While calling the $11.4 million general fund shortfall in Rhode Island’s capital city a credit negative, Moody’s Investors Service praised Providence officials for balancing its budget one year after it faced a gap of $110 million.
“The city’s financial position has weakened considerably over the past four years. However, its balanced budget for 2013 indicates some progress toward restoring fiscal stability,” Moody’s said in a commentary.
The city released an audit two weeks ago that showed a $15 million operating deficit for fiscal 2012, resulting in the negative general fund balance.
Moody’s rates the city’s general obligation bonds Baa1, while Fitch Ratings and Standard & Poor’s each assign BBB ratings.
Last February, Taveras warned in his state of the city address that Providence was on the edge of bankruptcy: “We are standing on the edge and staring into a black hole.”

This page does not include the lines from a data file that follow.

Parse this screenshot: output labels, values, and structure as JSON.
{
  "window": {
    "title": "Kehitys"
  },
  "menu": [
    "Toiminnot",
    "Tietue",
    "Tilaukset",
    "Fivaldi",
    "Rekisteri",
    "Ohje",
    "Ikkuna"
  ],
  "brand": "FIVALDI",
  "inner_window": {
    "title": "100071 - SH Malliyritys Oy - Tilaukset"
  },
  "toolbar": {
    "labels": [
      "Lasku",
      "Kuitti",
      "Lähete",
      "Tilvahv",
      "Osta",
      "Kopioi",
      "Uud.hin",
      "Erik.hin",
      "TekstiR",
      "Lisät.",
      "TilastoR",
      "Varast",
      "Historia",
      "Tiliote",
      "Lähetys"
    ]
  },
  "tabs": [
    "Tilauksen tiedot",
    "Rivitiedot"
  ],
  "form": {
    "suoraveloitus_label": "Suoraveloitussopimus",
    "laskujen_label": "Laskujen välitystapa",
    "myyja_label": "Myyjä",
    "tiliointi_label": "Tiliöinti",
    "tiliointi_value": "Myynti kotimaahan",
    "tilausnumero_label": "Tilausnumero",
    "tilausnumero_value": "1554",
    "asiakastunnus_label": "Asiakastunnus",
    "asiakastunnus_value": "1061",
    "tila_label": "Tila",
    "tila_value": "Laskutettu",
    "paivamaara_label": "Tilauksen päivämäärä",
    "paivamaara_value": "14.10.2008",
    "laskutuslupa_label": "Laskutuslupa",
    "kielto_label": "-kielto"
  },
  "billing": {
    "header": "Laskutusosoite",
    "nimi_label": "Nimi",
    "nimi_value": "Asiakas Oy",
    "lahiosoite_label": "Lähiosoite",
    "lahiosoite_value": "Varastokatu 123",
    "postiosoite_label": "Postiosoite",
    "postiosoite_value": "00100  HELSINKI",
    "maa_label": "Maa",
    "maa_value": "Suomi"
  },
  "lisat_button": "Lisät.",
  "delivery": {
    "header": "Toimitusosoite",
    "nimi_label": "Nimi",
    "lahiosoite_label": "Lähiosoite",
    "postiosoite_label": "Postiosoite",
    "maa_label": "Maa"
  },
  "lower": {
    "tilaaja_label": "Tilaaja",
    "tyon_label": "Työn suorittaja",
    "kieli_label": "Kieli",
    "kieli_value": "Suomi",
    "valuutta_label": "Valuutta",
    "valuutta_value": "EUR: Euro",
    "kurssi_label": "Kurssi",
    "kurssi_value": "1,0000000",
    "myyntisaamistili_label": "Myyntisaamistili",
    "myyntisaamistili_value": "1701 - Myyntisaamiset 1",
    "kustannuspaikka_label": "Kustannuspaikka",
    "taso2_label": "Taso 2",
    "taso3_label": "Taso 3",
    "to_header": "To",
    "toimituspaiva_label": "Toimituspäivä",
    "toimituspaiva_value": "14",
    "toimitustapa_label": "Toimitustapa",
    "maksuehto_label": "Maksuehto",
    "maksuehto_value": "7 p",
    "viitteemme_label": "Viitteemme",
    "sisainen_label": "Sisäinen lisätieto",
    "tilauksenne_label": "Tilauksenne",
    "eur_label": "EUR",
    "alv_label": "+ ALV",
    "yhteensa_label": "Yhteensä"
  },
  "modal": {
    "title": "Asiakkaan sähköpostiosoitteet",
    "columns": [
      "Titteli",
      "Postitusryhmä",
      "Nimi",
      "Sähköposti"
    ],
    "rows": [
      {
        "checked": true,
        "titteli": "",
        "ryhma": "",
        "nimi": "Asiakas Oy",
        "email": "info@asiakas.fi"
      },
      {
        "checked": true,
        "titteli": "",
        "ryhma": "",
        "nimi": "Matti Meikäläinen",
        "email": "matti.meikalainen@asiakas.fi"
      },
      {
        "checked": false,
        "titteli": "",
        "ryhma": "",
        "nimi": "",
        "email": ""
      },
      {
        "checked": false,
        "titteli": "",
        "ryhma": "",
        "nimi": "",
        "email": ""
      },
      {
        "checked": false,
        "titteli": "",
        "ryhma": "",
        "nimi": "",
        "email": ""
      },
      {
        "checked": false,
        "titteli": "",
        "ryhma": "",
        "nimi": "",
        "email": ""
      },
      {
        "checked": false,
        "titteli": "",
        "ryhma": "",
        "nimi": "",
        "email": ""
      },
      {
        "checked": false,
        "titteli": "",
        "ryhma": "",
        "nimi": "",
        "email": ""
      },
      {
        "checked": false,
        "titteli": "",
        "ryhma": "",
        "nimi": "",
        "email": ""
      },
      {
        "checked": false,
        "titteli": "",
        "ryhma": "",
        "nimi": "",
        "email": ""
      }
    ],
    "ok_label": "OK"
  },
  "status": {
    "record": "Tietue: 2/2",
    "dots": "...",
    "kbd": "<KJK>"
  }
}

But over the past year the city narrowed the gap by $95 million, negotiating pension and health care concessions from employees and retirees, renegotiating greater payments in lieu of taxes from nonprofit organizations, reducing education spending by $30 million and increasing property taxes by 8%. Moody’s called the December pension benefit-reduction agreement with police unions a credit positive.
“In the past two years, the Taveras administration and the city of Providence have secured a number of accomplishments,” Providence finance director Michael Pearis wrote in the city audit.
Moody’s said Providence’s 2012 deficit would have been deeper had it fully paid its annual pension contribution. The audit showed that Providence did not pay $5.4 million, or 10%, of its required contribution.
According to Moody’s, which cited the most recent actuarial valuation in June 2011, the city’s pension is only 32% funded, with its $903 million unfunded liability equating to 140% of operating revenues.
The rating agency also called the use of settlement money from online search engine Google to replenish pension funds a credit positive for North Providence and East Providence.
The communities deposited $20.6 million and $49.2 million, respectively, after the U.S. Department of Justice granted special permission for that use. Each received $60 million for participating in a federal investigation into illegal online prescription drug sales.